NFL approves fair catch change following kickoffs

Mike Florio and Chris Simms analyze the NFL's move to put the ball on the 25-yard line after fair catches on kickoffs and explore if this could lead to any unintended consequences.

Video Transcript

- The NFL, to the chagrin of special teams coaches everywhere, implemented the NCAA rule that gives the receiving team on a kickoff the ball at the 25 for a fair catch between the goal line and the 25. The idea, again, make the most dangerous play in football safer. How? By having fewer iterations of it.

So the next step in minimizing the kickoff, minimizing special teams, maximizing player safety by minimizing the kinds of collisions that can result in concussions, and I'm all for that. I just don't like the artificial ways that they're carving around it. Just get rid of the kickoff and come up with something else if you're going to play these games that are aimed at having fewer kick returns, Chris.

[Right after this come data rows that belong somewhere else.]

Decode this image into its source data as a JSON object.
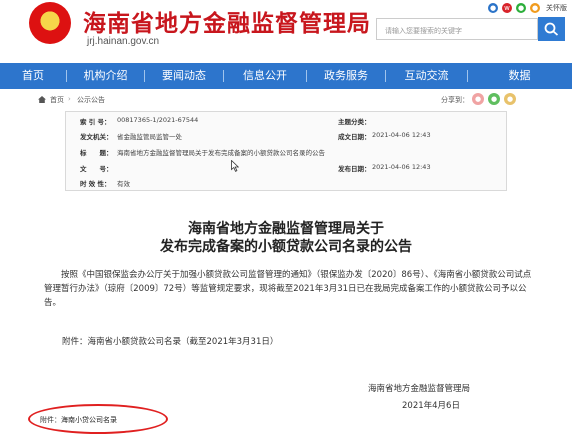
{
  "header": {
    "site_title": "海南省地方金融监督管理局",
    "site_url": "jrj.hainan.gov.cn",
    "top_right_label": "关怀版",
    "search": {
      "placeholder": "请输入您要搜索的关键字"
    }
  },
  "nav": {
    "items": [
      {
        "label": "首页"
      },
      {
        "label": "机构介绍"
      },
      {
        "label": "要闻动态"
      },
      {
        "label": "信息公开"
      },
      {
        "label": "政务服务"
      },
      {
        "label": "互动交流"
      },
      {
        "label": "数据"
      }
    ]
  },
  "breadcrumb": {
    "items": [
      "首页",
      "公示公告"
    ],
    "share_label": "分享到："
  },
  "info": {
    "index_label": "索 引 号：",
    "index_value": "00817365-1/2021-67544",
    "category_label": "主题分类：",
    "category_value": "",
    "issuer_label": "发文机关：",
    "issuer_value": "省金融监管局监管一处",
    "created_label": "成文日期：",
    "created_value": "2021-04-06 12:43",
    "title_label": "标　　题：",
    "title_value": "海南省地方金融监督管理局关于发布完成备案的小额贷款公司名录的公告",
    "docno_label": "文　　号：",
    "docno_value": "",
    "published_label": "发布日期：",
    "published_value": "2021-04-06 12:43",
    "validity_label": "时 效 性：",
    "validity_value": "有效"
  },
  "article": {
    "title_line1": "海南省地方金融监督管理局关于",
    "title_line2": "发布完成备案的小额贷款公司名录的公告",
    "body": "按照《中国银保监会办公厅关于加强小额贷款公司监督管理的通知》（银保监办发〔2020〕86号）、《海南省小额贷款公司试点管理暂行办法》（琼府〔2009〕72号）等监管规定要求，现将截至2021年3月31日已在我局完成备案工作的小额贷款公司予以公告。",
    "attachment_note": "附件：海南省小额贷款公司名录（截至2021年3月31日）",
    "signature_org": "海南省地方金融监督管理局",
    "signature_date": "2021年4月6日",
    "attachment_label": "附件：",
    "attachment_file": "海南小贷公司名录"
  },
  "colors": {
    "brand_red": "#c8161d",
    "nav_blue": "#2d75cc",
    "highlight_ring": "#e02020"
  }
}
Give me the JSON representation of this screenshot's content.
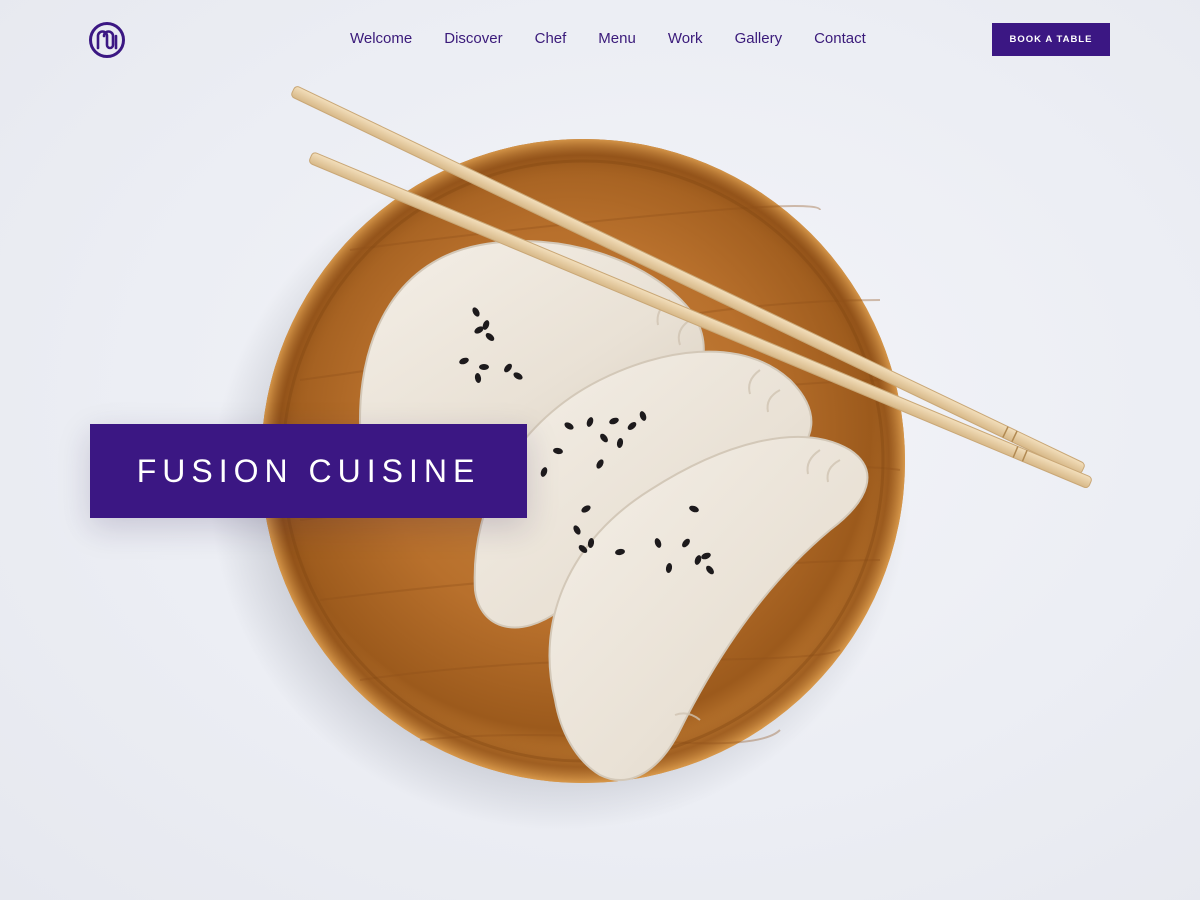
{
  "brand": {
    "logo_icon": "monogram-m-circle-icon",
    "accent_color": "#3b1783"
  },
  "nav": {
    "items": [
      "Welcome",
      "Discover",
      "Chef",
      "Menu",
      "Work",
      "Gallery",
      "Contact"
    ]
  },
  "header": {
    "cta_label": "BOOK A TABLE"
  },
  "hero": {
    "title": "FUSION CUISINE",
    "image": "dumplings-on-wooden-plate-with-chopsticks"
  }
}
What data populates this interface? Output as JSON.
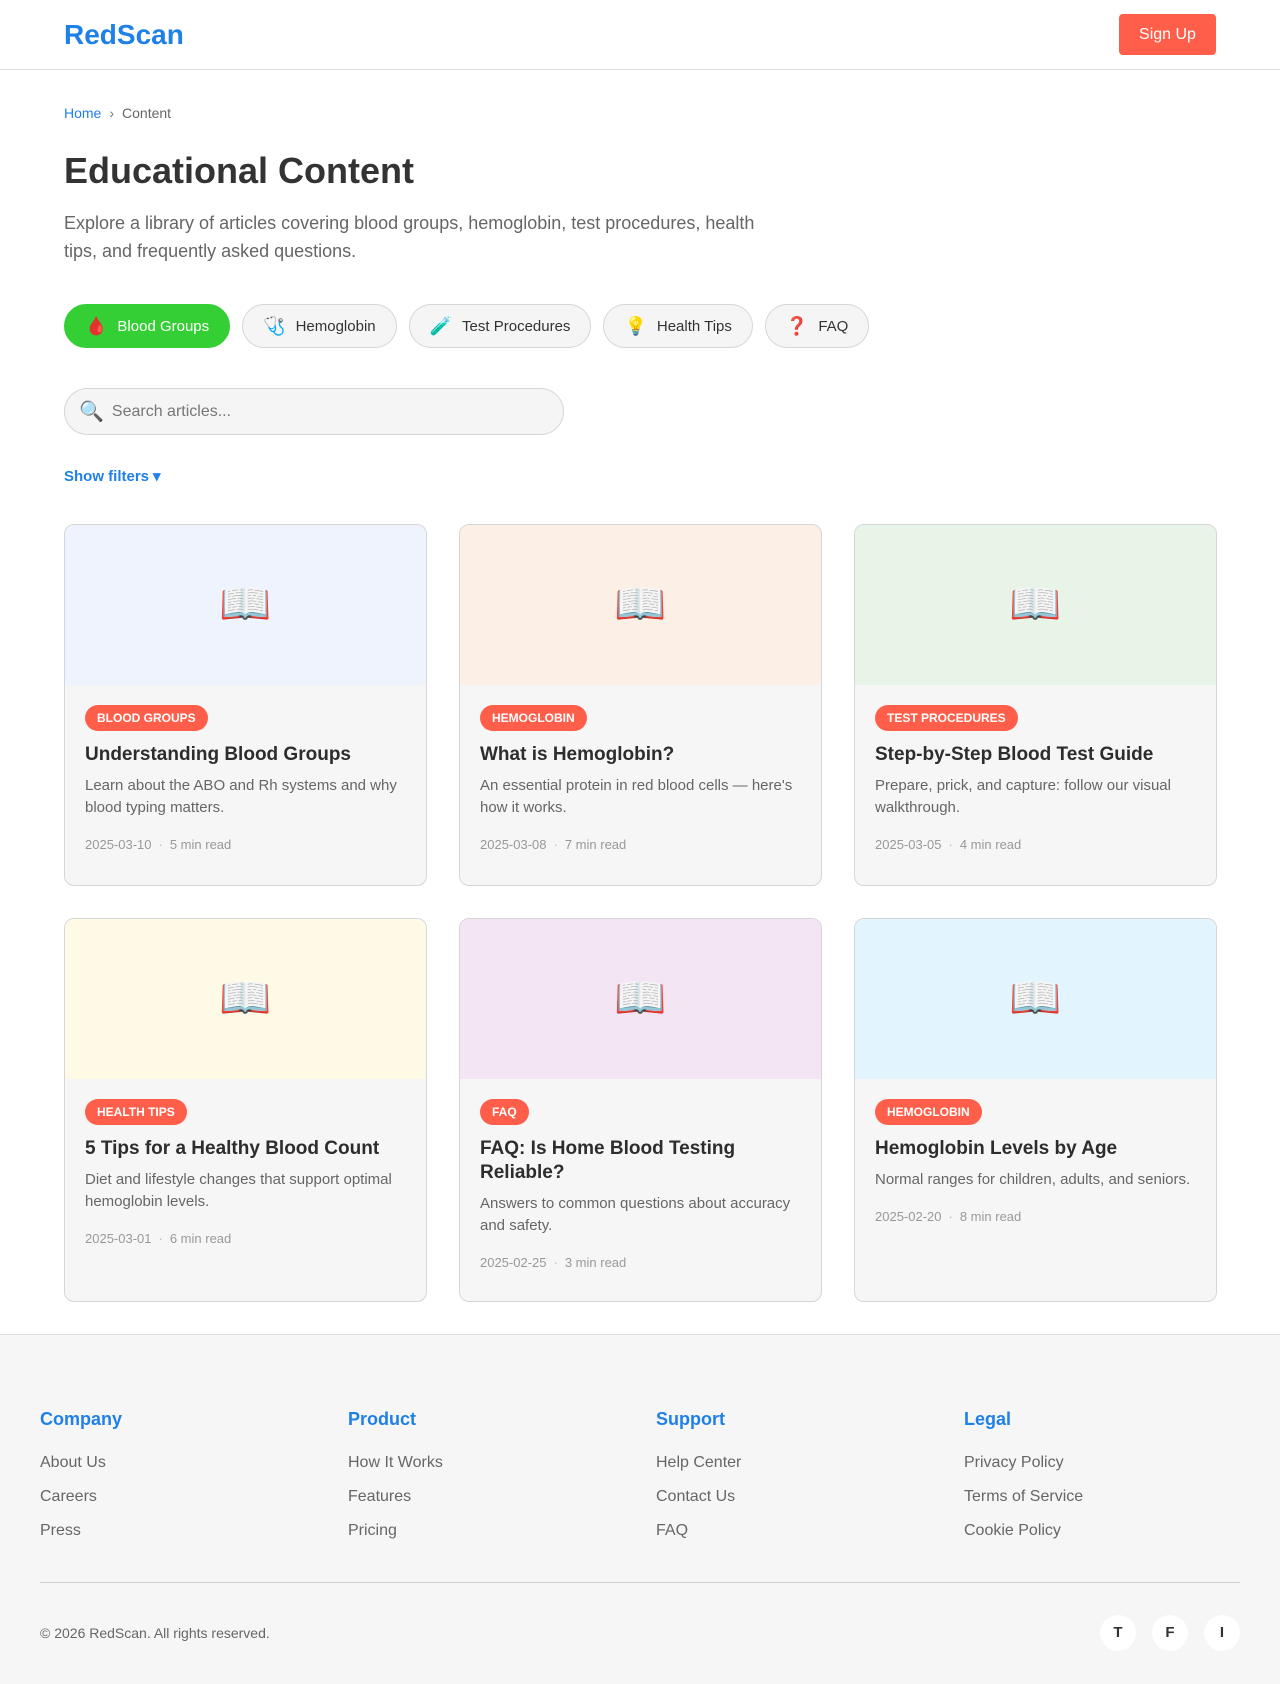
{
  "header": {
    "logo": "RedScan",
    "signup_label": "Sign Up"
  },
  "breadcrumb": {
    "home": "Home",
    "separator": "›",
    "current": "Content"
  },
  "page": {
    "title": "Educational Content",
    "description": "Explore a library of articles covering blood groups, hemoglobin, test procedures, health tips, and frequently asked questions."
  },
  "categories": [
    {
      "label": "Blood Groups",
      "icon": "🩸",
      "icon_name": "blood-drop-icon",
      "active": true
    },
    {
      "label": "Hemoglobin",
      "icon": "🩺",
      "icon_name": "stethoscope-icon",
      "active": false
    },
    {
      "label": "Test Procedures",
      "icon": "🧪",
      "icon_name": "test-tube-icon",
      "active": false
    },
    {
      "label": "Health Tips",
      "icon": "💡",
      "icon_name": "lightbulb-icon",
      "active": false
    },
    {
      "label": "FAQ",
      "icon": "❓",
      "icon_name": "question-mark-icon",
      "active": false
    }
  ],
  "search": {
    "icon": "🔍",
    "placeholder": "Search articles...",
    "value": ""
  },
  "filters": {
    "label": "Show filters",
    "chevron": "▾"
  },
  "articles": [
    {
      "tag": "Blood Groups",
      "title": "Understanding Blood Groups",
      "desc": "Learn about the ABO and Rh systems and why blood typing matters.",
      "date": "2025-03-10",
      "read": "5 min read",
      "image_bg": "#eef3fd",
      "image_icon": "📖"
    },
    {
      "tag": "Hemoglobin",
      "title": "What is Hemoglobin?",
      "desc": "An essential protein in red blood cells — here's how it works.",
      "date": "2025-03-08",
      "read": "7 min read",
      "image_bg": "#fcefe6",
      "image_icon": "📖"
    },
    {
      "tag": "Test Procedures",
      "title": "Step-by-Step Blood Test Guide",
      "desc": "Prepare, prick, and capture: follow our visual walkthrough.",
      "date": "2025-03-05",
      "read": "4 min read",
      "image_bg": "#e8f4e8",
      "image_icon": "📖"
    },
    {
      "tag": "Health Tips",
      "title": "5 Tips for a Healthy Blood Count",
      "desc": "Diet and lifestyle changes that support optimal hemoglobin levels.",
      "date": "2025-03-01",
      "read": "6 min read",
      "image_bg": "#fefae6",
      "image_icon": "📖"
    },
    {
      "tag": "FAQ",
      "title": "FAQ: Is Home Blood Testing Reliable?",
      "desc": "Answers to common questions about accuracy and safety.",
      "date": "2025-02-25",
      "read": "3 min read",
      "image_bg": "#f3e5f4",
      "image_icon": "📖"
    },
    {
      "tag": "Hemoglobin",
      "title": "Hemoglobin Levels by Age",
      "desc": "Normal ranges for children, adults, and seniors.",
      "date": "2025-02-20",
      "read": "8 min read",
      "image_bg": "#e2f4fd",
      "image_icon": "📖"
    }
  ],
  "footer": {
    "columns": [
      {
        "heading": "Company",
        "links": [
          "About Us",
          "Careers",
          "Press"
        ]
      },
      {
        "heading": "Product",
        "links": [
          "How It Works",
          "Features",
          "Pricing"
        ]
      },
      {
        "heading": "Support",
        "links": [
          "Help Center",
          "Contact Us",
          "FAQ"
        ]
      },
      {
        "heading": "Legal",
        "links": [
          "Privacy Policy",
          "Terms of Service",
          "Cookie Policy"
        ]
      }
    ],
    "copyright": "© 2026 RedScan. All rights reserved.",
    "socials": [
      {
        "label": "T",
        "name": "twitter"
      },
      {
        "label": "F",
        "name": "facebook"
      },
      {
        "label": "I",
        "name": "instagram"
      }
    ]
  },
  "colors": {
    "brand_blue": "#1f80e8",
    "accent_red": "#ff5f4a",
    "active_green": "#34cf34"
  }
}
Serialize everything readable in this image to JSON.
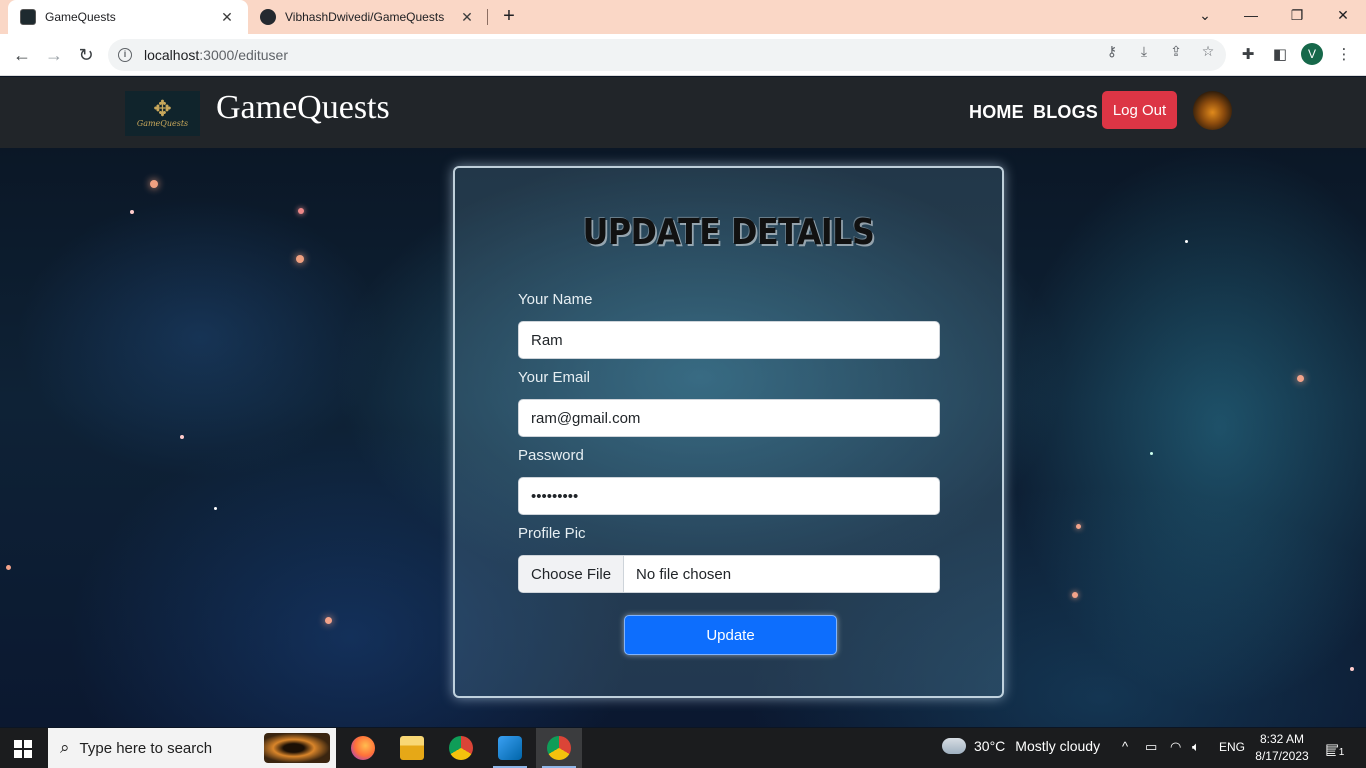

- I don't disagree with you totally there. I think this is the end of the kickoff and the kickoff return, basically. I would think that we're going to see the numbers dramatically fall down now because of this rule. One of the reasons teams looked at it, wait, I'm going to catch the ball at the 3-yard line, right? I don't want a fair catch it. We know we can get to the 20 from there. So we're going to do that and see what else more we can get. Maybe we can get a good return and get to the 30.

Now they're going to be more of like, hey, 25 is good. Damn. All we need to do is get about 30 yards and we're in field goal position here for most kickers in the NFL. So that's where it changes it. And yeah, I think that's almost the death of the kickoff and the kick return right there.

- But then comes the Bill Belichick twist. I talked about this yesterday with the third quarterback rule. How will the smart coaches try to take this to their advantage? And one of the arguments against it is now you will see special teams coordinators and head coaches telling their kickers to squib it more often, to try to kick the ball in a way that makes it in play, harder to handle. What if you try to-- just some kind of a unconventionally kicked ball that you try to fair catch and you muff it. So it may have some unintended consequences, and it could get interesting if we see some creative coaches try to do different things.

- I think so, may. But I don't know. The squib kick's tough. Kickers don't have great control, right? We've seen a lot of teams who've got away from the squib kick at the end of the game, right? Because they kick it into somebody and you go, oh no, now they have the ball at midfield. So I think that would be risky.